**Source material:**
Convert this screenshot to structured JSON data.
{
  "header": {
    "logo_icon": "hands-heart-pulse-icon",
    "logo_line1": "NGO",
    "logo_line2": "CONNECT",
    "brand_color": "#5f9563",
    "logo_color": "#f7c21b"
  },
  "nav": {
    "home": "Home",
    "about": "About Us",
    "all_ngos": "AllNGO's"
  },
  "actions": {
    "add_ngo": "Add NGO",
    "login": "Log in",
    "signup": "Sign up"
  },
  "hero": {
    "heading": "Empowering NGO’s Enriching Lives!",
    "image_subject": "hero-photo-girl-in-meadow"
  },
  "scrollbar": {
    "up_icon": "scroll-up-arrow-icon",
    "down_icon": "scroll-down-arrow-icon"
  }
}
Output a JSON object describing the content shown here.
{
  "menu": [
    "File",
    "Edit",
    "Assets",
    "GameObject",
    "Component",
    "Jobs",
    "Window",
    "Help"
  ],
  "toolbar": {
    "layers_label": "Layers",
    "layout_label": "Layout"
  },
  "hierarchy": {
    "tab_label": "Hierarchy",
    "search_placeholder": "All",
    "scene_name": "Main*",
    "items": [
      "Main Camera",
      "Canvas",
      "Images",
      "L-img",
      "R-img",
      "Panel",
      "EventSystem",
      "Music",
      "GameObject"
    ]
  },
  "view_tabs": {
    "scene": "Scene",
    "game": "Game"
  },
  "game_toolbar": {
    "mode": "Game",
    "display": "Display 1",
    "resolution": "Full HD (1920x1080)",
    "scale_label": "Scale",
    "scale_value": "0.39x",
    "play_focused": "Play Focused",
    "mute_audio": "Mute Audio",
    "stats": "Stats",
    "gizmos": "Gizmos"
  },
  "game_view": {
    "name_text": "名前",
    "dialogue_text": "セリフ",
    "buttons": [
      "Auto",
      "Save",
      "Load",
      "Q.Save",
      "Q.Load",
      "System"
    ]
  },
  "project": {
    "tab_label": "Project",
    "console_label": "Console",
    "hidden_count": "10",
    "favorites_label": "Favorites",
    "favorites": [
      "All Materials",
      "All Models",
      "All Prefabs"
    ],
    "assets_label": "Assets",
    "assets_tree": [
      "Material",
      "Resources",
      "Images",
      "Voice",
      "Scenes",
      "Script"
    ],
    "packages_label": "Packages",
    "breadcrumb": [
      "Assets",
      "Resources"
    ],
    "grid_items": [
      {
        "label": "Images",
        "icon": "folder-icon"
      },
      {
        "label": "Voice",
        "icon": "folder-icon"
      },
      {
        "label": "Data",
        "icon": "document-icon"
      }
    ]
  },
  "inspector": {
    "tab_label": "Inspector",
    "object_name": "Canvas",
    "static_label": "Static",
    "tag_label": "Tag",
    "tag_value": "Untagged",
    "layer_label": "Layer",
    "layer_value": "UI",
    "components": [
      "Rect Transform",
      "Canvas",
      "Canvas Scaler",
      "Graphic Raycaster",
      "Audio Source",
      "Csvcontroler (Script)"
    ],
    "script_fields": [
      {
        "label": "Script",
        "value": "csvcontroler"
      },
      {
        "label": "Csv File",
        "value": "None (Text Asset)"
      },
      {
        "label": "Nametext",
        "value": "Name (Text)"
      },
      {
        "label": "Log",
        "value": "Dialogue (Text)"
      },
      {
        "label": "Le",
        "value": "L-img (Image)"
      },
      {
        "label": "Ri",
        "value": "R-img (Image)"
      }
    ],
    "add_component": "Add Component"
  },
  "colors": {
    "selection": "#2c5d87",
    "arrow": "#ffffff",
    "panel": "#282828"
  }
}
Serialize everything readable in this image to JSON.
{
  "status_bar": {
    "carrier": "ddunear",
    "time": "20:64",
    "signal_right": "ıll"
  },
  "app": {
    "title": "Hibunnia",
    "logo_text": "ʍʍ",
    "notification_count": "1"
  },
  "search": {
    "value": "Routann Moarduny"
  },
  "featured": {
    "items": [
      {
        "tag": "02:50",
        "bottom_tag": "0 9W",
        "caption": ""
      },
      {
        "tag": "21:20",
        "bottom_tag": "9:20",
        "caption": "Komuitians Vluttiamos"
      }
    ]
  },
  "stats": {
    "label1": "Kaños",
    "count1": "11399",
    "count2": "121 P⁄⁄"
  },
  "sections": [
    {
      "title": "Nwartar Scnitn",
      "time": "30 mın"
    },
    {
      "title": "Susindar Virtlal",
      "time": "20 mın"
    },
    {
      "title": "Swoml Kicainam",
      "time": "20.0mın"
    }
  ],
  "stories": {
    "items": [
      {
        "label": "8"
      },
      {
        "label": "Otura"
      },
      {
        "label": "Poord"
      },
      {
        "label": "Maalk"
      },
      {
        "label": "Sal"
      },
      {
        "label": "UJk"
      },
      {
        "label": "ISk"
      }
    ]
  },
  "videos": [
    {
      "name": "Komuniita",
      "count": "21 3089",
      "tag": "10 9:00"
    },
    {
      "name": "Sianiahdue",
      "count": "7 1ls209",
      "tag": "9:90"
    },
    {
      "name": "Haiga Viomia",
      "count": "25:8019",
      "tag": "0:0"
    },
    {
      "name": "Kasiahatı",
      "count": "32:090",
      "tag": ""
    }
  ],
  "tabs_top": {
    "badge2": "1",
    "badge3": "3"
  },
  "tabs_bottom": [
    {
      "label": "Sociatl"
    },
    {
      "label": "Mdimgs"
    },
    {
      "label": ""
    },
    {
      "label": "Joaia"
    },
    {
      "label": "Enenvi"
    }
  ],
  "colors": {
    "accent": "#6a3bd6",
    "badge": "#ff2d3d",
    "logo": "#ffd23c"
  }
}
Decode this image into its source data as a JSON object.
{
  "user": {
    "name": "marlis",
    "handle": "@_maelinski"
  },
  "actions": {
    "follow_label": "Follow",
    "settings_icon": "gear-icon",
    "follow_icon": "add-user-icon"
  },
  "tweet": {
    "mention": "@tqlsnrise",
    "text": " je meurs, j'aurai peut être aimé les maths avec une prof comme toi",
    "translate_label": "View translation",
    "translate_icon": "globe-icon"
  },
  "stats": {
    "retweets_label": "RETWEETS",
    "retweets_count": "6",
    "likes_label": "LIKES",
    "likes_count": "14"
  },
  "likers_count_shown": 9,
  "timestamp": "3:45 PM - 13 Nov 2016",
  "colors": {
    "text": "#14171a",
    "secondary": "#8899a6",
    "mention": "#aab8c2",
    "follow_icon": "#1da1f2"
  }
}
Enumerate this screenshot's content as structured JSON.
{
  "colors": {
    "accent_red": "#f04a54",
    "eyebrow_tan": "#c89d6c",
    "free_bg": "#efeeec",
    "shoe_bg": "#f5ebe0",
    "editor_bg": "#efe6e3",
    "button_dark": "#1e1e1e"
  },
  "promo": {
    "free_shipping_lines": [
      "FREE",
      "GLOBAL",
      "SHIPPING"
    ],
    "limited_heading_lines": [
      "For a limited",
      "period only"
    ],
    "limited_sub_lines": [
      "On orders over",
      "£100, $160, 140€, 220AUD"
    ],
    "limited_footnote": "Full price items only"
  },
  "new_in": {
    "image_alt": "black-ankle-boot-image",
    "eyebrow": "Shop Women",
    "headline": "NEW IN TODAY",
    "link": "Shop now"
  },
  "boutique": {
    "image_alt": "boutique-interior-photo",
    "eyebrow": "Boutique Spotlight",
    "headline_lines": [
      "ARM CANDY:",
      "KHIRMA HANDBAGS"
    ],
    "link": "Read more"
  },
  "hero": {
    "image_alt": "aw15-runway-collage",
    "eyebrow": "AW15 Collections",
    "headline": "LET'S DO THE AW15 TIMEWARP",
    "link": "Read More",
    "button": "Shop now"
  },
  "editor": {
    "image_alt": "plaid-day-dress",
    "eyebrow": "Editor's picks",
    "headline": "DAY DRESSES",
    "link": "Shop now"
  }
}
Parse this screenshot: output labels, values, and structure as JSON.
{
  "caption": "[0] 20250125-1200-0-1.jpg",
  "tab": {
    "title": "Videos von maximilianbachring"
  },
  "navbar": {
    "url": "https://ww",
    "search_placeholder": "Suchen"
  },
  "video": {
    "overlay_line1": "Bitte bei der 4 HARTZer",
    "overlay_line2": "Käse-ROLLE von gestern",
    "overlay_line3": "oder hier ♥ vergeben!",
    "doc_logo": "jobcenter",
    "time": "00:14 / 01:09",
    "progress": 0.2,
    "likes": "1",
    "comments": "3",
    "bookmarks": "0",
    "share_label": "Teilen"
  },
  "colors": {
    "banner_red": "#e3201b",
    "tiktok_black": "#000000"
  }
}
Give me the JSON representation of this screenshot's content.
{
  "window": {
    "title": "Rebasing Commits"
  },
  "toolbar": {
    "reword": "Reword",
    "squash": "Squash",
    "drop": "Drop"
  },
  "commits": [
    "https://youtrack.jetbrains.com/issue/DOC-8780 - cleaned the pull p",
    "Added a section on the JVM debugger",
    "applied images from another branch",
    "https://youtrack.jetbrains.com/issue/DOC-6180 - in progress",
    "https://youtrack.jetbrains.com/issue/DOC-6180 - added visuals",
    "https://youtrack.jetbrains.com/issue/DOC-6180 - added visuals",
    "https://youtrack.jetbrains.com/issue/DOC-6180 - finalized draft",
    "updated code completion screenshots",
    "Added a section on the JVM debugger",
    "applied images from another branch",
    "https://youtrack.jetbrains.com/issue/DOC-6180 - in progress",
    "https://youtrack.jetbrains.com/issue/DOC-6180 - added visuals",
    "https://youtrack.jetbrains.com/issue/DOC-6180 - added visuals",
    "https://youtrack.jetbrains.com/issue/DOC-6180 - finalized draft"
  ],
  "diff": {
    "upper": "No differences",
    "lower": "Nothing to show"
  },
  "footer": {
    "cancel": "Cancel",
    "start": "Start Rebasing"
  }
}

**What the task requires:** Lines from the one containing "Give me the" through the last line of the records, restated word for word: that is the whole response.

**Exercise solution:**
Give me the JSON representation of this screenshot's content.
{
  "window": {
    "title": "Rebasing Commits"
  },
  "toolbar": {
    "reword": "Reword",
    "squash": "Squash",
    "drop": "Drop"
  },
  "commits": [
    "https://youtrack.jetbrains.com/issue/DOC-8780 - cleaned the pull p",
    "Added a section on the JVM debugger",
    "applied images from another branch",
    "https://youtrack.jetbrains.com/issue/DOC-6180 - in progress",
    "https://youtrack.jetbrains.com/issue/DOC-6180 - added visuals",
    "https://youtrack.jetbrains.com/issue/DOC-6180 - added visuals",
    "https://youtrack.jetbrains.com/issue/DOC-6180 - finalized draft",
    "updated code completion screenshots",
    "Added a section on the JVM debugger",
    "applied images from another branch",
    "https://youtrack.jetbrains.com/issue/DOC-6180 - in progress",
    "https://youtrack.jetbrains.com/issue/DOC-6180 - added visuals",
    "https://youtrack.jetbrains.com/issue/DOC-6180 - added visuals",
    "https://youtrack.jetbrains.com/issue/DOC-6180 - finalized draft"
  ],
  "diff": {
    "upper": "No differences",
    "lower": "Nothing to show"
  },
  "footer": {
    "cancel": "Cancel",
    "start": "Start Rebasing"
  }
}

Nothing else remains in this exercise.